Eddie Cantor was once among the most popular performers in the United States. He was influential and innovative on stage, radio, and film from the early twentieth century though the early 1960s. He is not widely known today, however, despite his importance in his time. In a new biography, David Weinstein
discusses Cantor, his work, his times, and his politics. The Eddie Cantor Story: A Jewish Life in Performance and Politics
(Brandeis University Press, 2017) explains the many ways Cantor's work was representative of the period, but also the ways he pushed the boundaries of entertainment during his career. Cantor was Jewish and unlike many of his Jewish contemporaries in the business, he did not hide or shy away from his background either in performance or in politics.
In this episode of New Books in History, Weinstein discusses his biography of Cantor. He talks about Cantor's career and his anti-Nazi activism and the importance of his Jewish heritage is shaping his career and political activism. Weinstein also discusses some of the more contradictory aspects of Cantor's career, particularly his use of blackface.

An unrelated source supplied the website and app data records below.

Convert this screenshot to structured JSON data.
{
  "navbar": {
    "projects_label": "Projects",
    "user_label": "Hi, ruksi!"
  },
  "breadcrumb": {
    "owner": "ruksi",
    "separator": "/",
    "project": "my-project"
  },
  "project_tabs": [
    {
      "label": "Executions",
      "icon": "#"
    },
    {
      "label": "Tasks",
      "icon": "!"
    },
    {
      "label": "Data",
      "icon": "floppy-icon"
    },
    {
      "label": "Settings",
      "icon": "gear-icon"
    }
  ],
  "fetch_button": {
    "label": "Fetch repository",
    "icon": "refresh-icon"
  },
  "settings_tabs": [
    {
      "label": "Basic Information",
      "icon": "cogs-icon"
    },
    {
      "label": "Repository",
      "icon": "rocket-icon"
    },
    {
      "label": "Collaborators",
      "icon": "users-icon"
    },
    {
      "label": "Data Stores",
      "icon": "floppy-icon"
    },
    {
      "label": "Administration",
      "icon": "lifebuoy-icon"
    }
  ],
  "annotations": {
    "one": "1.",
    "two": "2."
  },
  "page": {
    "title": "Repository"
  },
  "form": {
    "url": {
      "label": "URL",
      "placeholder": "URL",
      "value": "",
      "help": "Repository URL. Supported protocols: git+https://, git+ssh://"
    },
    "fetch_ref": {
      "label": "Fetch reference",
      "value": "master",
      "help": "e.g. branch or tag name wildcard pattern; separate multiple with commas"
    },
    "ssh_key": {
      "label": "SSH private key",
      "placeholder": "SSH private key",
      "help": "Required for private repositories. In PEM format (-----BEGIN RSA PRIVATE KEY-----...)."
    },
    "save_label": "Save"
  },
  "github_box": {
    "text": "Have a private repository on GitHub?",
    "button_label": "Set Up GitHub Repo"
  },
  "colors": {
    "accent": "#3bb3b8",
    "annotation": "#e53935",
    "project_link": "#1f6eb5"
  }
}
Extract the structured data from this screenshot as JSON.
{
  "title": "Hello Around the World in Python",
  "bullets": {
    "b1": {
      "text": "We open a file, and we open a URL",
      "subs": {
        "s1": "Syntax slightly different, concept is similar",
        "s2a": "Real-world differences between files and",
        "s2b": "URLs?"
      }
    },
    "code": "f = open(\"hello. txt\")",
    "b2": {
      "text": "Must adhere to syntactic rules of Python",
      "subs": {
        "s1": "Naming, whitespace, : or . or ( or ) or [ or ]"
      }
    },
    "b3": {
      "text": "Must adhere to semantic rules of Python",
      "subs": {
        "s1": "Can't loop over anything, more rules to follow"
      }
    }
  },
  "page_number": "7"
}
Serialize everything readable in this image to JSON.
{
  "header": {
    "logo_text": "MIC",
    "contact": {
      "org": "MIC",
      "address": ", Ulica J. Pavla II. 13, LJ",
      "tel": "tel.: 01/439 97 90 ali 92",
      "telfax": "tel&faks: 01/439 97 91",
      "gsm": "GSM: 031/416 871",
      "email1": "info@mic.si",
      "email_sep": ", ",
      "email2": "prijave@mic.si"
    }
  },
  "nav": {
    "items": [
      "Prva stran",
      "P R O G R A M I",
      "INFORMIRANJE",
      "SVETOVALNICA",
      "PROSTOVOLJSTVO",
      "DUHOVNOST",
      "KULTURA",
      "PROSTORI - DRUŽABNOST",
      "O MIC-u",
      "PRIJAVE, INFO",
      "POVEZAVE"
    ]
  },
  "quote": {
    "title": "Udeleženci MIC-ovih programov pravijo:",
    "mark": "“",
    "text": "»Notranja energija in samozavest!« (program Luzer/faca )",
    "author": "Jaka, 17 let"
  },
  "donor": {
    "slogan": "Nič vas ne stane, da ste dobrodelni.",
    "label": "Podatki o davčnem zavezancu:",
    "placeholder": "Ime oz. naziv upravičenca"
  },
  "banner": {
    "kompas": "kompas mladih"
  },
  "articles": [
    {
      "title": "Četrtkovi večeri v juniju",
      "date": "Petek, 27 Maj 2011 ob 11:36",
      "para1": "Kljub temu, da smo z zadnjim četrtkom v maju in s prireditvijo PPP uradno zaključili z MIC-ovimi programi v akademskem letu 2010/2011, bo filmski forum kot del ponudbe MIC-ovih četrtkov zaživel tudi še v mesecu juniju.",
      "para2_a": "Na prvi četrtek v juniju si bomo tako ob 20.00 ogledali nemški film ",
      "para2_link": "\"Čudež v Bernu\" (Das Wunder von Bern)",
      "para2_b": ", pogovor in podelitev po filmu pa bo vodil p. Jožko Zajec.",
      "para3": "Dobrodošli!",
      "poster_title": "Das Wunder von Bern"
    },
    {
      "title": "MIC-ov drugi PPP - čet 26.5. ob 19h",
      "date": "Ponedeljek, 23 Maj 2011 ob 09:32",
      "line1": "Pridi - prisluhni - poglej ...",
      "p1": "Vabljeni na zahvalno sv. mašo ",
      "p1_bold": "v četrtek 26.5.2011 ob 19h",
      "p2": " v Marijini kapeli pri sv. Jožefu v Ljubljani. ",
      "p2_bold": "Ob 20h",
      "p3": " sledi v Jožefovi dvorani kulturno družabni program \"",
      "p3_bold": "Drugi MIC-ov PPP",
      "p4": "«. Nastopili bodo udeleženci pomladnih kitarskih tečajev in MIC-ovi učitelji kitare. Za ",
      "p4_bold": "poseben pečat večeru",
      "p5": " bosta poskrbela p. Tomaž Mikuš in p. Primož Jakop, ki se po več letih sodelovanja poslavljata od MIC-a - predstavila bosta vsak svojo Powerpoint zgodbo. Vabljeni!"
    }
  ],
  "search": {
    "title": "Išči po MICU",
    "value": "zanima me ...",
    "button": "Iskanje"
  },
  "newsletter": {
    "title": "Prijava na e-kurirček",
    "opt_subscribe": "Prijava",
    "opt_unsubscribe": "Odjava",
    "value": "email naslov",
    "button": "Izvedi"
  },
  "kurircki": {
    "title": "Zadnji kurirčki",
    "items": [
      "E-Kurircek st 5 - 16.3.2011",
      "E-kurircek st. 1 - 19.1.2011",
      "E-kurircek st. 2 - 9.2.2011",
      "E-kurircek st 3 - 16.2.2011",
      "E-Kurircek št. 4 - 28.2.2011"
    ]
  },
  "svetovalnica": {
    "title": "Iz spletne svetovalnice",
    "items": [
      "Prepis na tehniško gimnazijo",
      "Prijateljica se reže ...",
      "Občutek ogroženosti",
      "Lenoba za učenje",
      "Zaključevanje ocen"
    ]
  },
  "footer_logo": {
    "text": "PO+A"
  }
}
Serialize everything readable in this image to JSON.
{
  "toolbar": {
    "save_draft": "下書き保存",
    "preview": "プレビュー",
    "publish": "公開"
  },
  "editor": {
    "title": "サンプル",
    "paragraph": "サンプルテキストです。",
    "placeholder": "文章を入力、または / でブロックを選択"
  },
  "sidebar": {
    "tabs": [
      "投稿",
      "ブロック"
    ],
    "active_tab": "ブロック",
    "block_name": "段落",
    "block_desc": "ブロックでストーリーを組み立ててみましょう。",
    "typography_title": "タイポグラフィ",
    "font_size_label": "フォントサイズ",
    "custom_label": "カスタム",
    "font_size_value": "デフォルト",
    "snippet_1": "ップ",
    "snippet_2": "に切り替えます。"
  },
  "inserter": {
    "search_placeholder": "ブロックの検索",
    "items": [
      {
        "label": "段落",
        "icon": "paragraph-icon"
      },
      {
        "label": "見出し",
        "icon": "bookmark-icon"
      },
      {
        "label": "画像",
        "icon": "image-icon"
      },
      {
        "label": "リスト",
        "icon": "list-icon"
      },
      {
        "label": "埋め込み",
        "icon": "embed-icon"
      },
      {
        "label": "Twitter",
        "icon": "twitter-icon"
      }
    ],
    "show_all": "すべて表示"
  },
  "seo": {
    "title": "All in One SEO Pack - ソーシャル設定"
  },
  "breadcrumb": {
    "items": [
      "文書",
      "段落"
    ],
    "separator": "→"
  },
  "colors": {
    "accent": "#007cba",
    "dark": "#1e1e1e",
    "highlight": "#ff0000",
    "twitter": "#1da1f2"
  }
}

Christine Lamberson is an Assistant Professor of History at Angelo State University. Her research and teaching focuses on 20th-century U.S. political and cultural history. She's currently working on a book manuscript about the role of violence in shaping U.S. political culture in the 1960s and 1970s. She can be reached at firstname.lastname@example.org.